:: Web page and app entries ::
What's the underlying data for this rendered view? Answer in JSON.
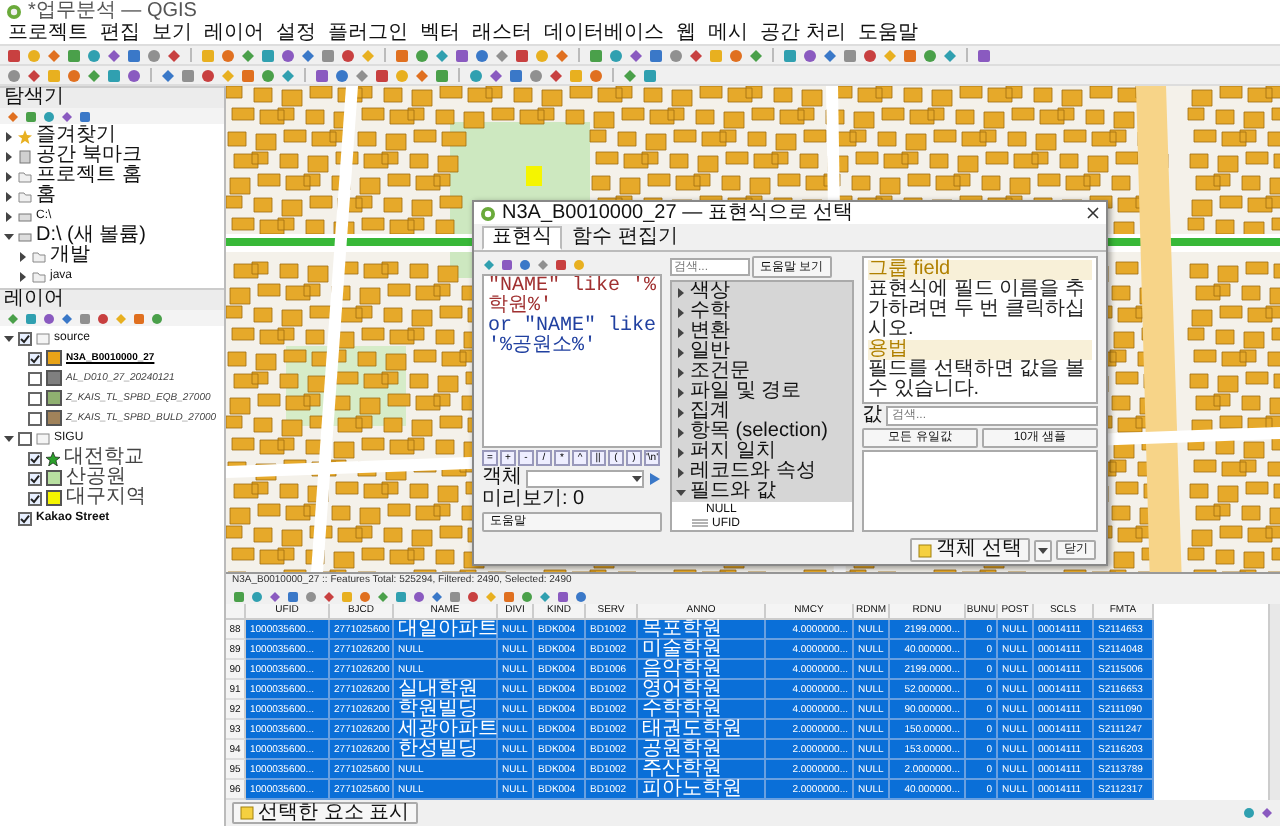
{
  "window": {
    "title": "*업무분석 — QGIS"
  },
  "menu": [
    "프로젝트",
    "편집",
    "보기",
    "레이어",
    "설정",
    "플러그인",
    "벡터",
    "래스터",
    "데이터베이스",
    "웹",
    "메시",
    "공간 처리",
    "도움말"
  ],
  "browser": {
    "title": "탐색기",
    "items": [
      {
        "label": "즐겨찾기",
        "kind": "star",
        "expanded": false
      },
      {
        "label": "공간 북마크",
        "kind": "bookmark",
        "expanded": false
      },
      {
        "label": "프로젝트 홈",
        "kind": "folder",
        "expanded": false
      },
      {
        "label": "홈",
        "kind": "folder",
        "expanded": false
      },
      {
        "label": "C:\\",
        "kind": "drive",
        "expanded": false
      },
      {
        "label": "D:\\ (새 볼륨)",
        "kind": "drive",
        "expanded": true,
        "children": [
          {
            "label": "개발",
            "kind": "folder",
            "expanded": false
          },
          {
            "label": "java",
            "kind": "folder",
            "expanded": false
          }
        ]
      }
    ]
  },
  "layers": {
    "title": "레이어",
    "tree": [
      {
        "label": "source",
        "kind": "group",
        "checked": true,
        "expanded": true,
        "children": [
          {
            "label": "N3A_B0010000_27",
            "kind": "layer",
            "checked": true,
            "active": true,
            "color": "#e8a317"
          },
          {
            "label": "AL_D010_27_20240121",
            "kind": "layer",
            "checked": false,
            "active": false,
            "color": "#7f7f7f"
          },
          {
            "label": "Z_KAIS_TL_SPBD_EQB_27000",
            "kind": "layer",
            "checked": false,
            "active": false,
            "color": "#8fb070"
          },
          {
            "label": "Z_KAIS_TL_SPBD_BULD_27000",
            "kind": "layer",
            "checked": false,
            "active": false,
            "color": "#a0825a"
          }
        ]
      },
      {
        "label": "SIGU",
        "kind": "group",
        "checked": false,
        "expanded": true,
        "children": [
          {
            "label": "대전학교",
            "kind": "point",
            "checked": true,
            "active": false,
            "color": "#2ca02c"
          },
          {
            "label": "산공원",
            "kind": "layer",
            "checked": true,
            "active": false,
            "color": "#b8e0a0"
          },
          {
            "label": "대구지역",
            "kind": "layer",
            "checked": true,
            "active": false,
            "color": "#f5f500"
          }
        ]
      },
      {
        "label": "Kakao Street",
        "kind": "tiles",
        "checked": true
      }
    ]
  },
  "dialog": {
    "title": "N3A_B0010000_27 — 표현식으로 선택",
    "tabs": [
      {
        "label": "표현식",
        "selected": true
      },
      {
        "label": "함수 편집기",
        "selected": false
      }
    ],
    "expression": [
      "\"NAME\" like '%학원%'",
      "or \"NAME\" like '%공원소%'"
    ],
    "operators": [
      "=",
      "+",
      "-",
      "/",
      "*",
      "^",
      "||",
      "(",
      ")",
      "'\\n'"
    ],
    "feature_label": "객체",
    "preview": "미리보기: 0",
    "help_button": "도움말",
    "search": {
      "placeholder": "검색..."
    },
    "show_help": "도움말 보기",
    "functions": [
      {
        "label": "색상",
        "kind": "group",
        "expanded": false
      },
      {
        "label": "수학",
        "kind": "group",
        "expanded": false
      },
      {
        "label": "변환",
        "kind": "group",
        "expanded": false
      },
      {
        "label": "일반",
        "kind": "group",
        "expanded": false
      },
      {
        "label": "조건문",
        "kind": "group",
        "expanded": false
      },
      {
        "label": "파일 및 경로",
        "kind": "group",
        "expanded": false
      },
      {
        "label": "집계",
        "kind": "group",
        "expanded": false
      },
      {
        "label": "항목 (selection)",
        "kind": "group",
        "expanded": false
      },
      {
        "label": "퍼지 일치",
        "kind": "group",
        "expanded": false
      },
      {
        "label": "레코드와 속성",
        "kind": "group",
        "expanded": false
      },
      {
        "label": "필드와 값",
        "kind": "group",
        "expanded": true
      },
      {
        "label": "NULL",
        "kind": "value"
      },
      {
        "label": "UFID",
        "kind": "text_field"
      }
    ],
    "help_title": "그룹 field",
    "help_text": "표현식에 필드 이름을 추가하려면 두 번 클릭하십시오.",
    "usage_title": "용법",
    "usage_text": "필드를 선택하면 값을 볼 수 있습니다.",
    "values_label": "값",
    "values_search": {
      "placeholder": "검색..."
    },
    "values_buttons": [
      "모든 유일값",
      "10개 샘플"
    ],
    "select_button": "객체 선택",
    "close_button": "닫기"
  },
  "attribute_table": {
    "title": "N3A_B0010000_27 :: Features Total: 525294, Filtered: 2490, Selected: 2490",
    "columns": [
      "UFID",
      "BJCD",
      "NAME",
      "DIVI",
      "KIND",
      "SERV",
      "ANNO",
      "NMCY",
      "RDNM",
      "RDNU",
      "BUNU",
      "POST",
      "SCLS",
      "FMTA"
    ],
    "rows": [
      {
        "num": "88",
        "selected": true,
        "cells": [
          "1000035600...",
          "2771025600",
          "대일아파트",
          "NULL",
          "BDK004",
          "BD1002",
          "목포학원",
          "4.0000000...",
          "NULL",
          "2199.0000...",
          "0",
          "NULL",
          "00014111",
          "S2114653"
        ]
      },
      {
        "num": "89",
        "selected": true,
        "cells": [
          "1000035600...",
          "2771026200",
          "NULL",
          "NULL",
          "BDK004",
          "BD1002",
          "미술학원",
          "4.0000000...",
          "NULL",
          "40.000000...",
          "0",
          "NULL",
          "00014111",
          "S2114048"
        ]
      },
      {
        "num": "90",
        "selected": true,
        "cells": [
          "1000035600...",
          "2771026200",
          "NULL",
          "NULL",
          "BDK004",
          "BD1006",
          "음악학원",
          "4.0000000...",
          "NULL",
          "2199.0000...",
          "0",
          "NULL",
          "00014111",
          "S2115006"
        ]
      },
      {
        "num": "91",
        "selected": true,
        "cells": [
          "1000035600...",
          "2771026200",
          "실내학원",
          "NULL",
          "BDK004",
          "BD1002",
          "영어학원",
          "4.0000000...",
          "NULL",
          "52.000000...",
          "0",
          "NULL",
          "00014111",
          "S2116653"
        ]
      },
      {
        "num": "92",
        "selected": true,
        "cells": [
          "1000035600...",
          "2771026200",
          "학원빌딩",
          "NULL",
          "BDK004",
          "BD1002",
          "수학학원",
          "4.0000000...",
          "NULL",
          "90.000000...",
          "0",
          "NULL",
          "00014111",
          "S2111090"
        ]
      },
      {
        "num": "93",
        "selected": true,
        "cells": [
          "1000035600...",
          "2771026200",
          "세광아파트",
          "NULL",
          "BDK004",
          "BD1002",
          "태권도학원",
          "2.0000000...",
          "NULL",
          "150.00000...",
          "0",
          "NULL",
          "00014111",
          "S2111247"
        ]
      },
      {
        "num": "94",
        "selected": true,
        "cells": [
          "1000035600...",
          "2771026200",
          "한성빌딩",
          "NULL",
          "BDK004",
          "BD1002",
          "공원학원",
          "2.0000000...",
          "NULL",
          "153.00000...",
          "0",
          "NULL",
          "00014111",
          "S2116203"
        ]
      },
      {
        "num": "95",
        "selected": true,
        "cells": [
          "1000035600...",
          "2771025600",
          "NULL",
          "NULL",
          "BDK004",
          "BD1002",
          "주산학원",
          "2.0000000...",
          "NULL",
          "2.0000000...",
          "0",
          "NULL",
          "00014111",
          "S2113789"
        ]
      },
      {
        "num": "96",
        "selected": true,
        "cells": [
          "1000035600...",
          "2771025600",
          "NULL",
          "NULL",
          "BDK004",
          "BD1002",
          "피아노학원",
          "2.0000000...",
          "NULL",
          "40.000000...",
          "0",
          "NULL",
          "00014111",
          "S2112317"
        ]
      }
    ],
    "show_button": "선택한 요소 표시"
  }
}
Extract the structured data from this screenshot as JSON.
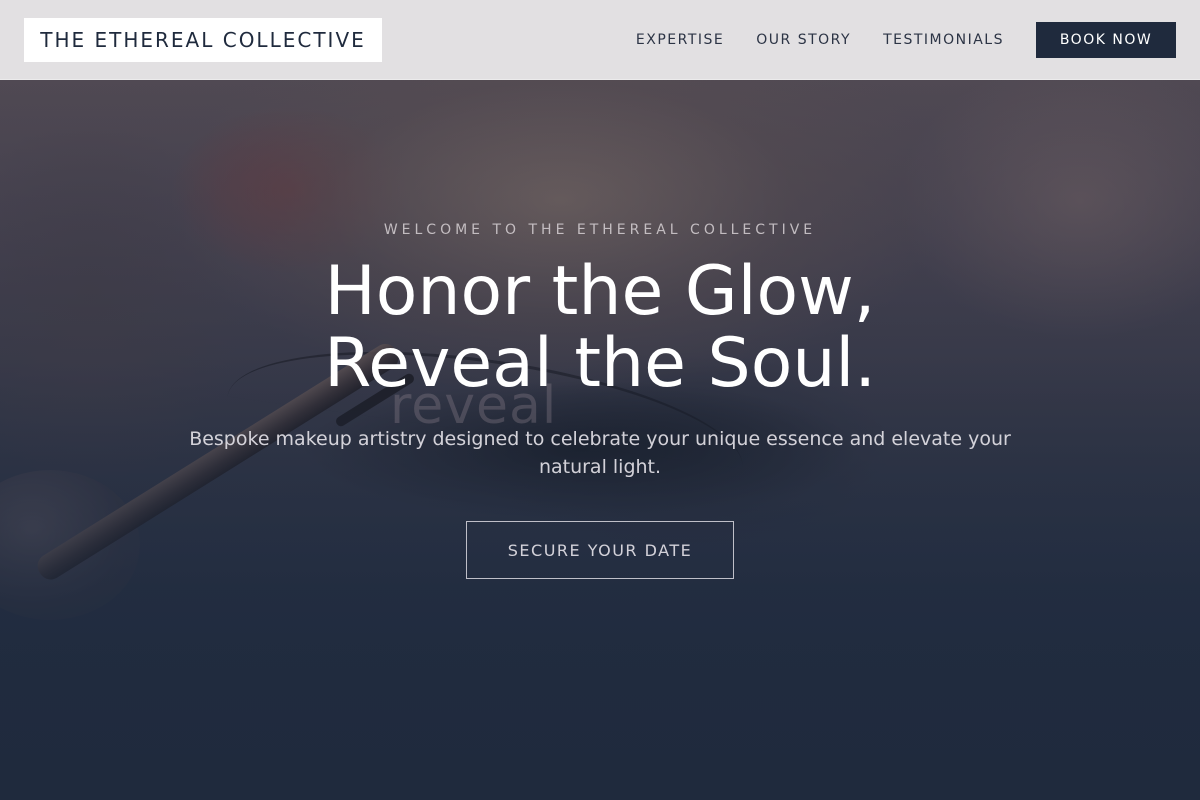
{
  "header": {
    "logo_text": "THE ETHEREAL COLLECTIVE",
    "nav": [
      {
        "label": "EXPERTISE"
      },
      {
        "label": "OUR STORY"
      },
      {
        "label": "TESTIMONIALS"
      }
    ],
    "book_button_label": "BOOK NOW"
  },
  "hero": {
    "eyebrow": "WELCOME TO THE ETHEREAL COLLECTIVE",
    "headline_line1": "Honor the Glow,",
    "headline_line2": "Reveal the Soul.",
    "ghost_word": "reveal",
    "subtext": "Bespoke makeup artistry designed to celebrate your unique essence and elevate your natural light.",
    "cta_label": "SECURE YOUR DATE"
  },
  "colors": {
    "primary_navy": "#1f2a3d",
    "header_bg": "#e8e6e8",
    "text_white": "#ffffff"
  }
}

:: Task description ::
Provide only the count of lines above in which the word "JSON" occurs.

:: Task result ::
2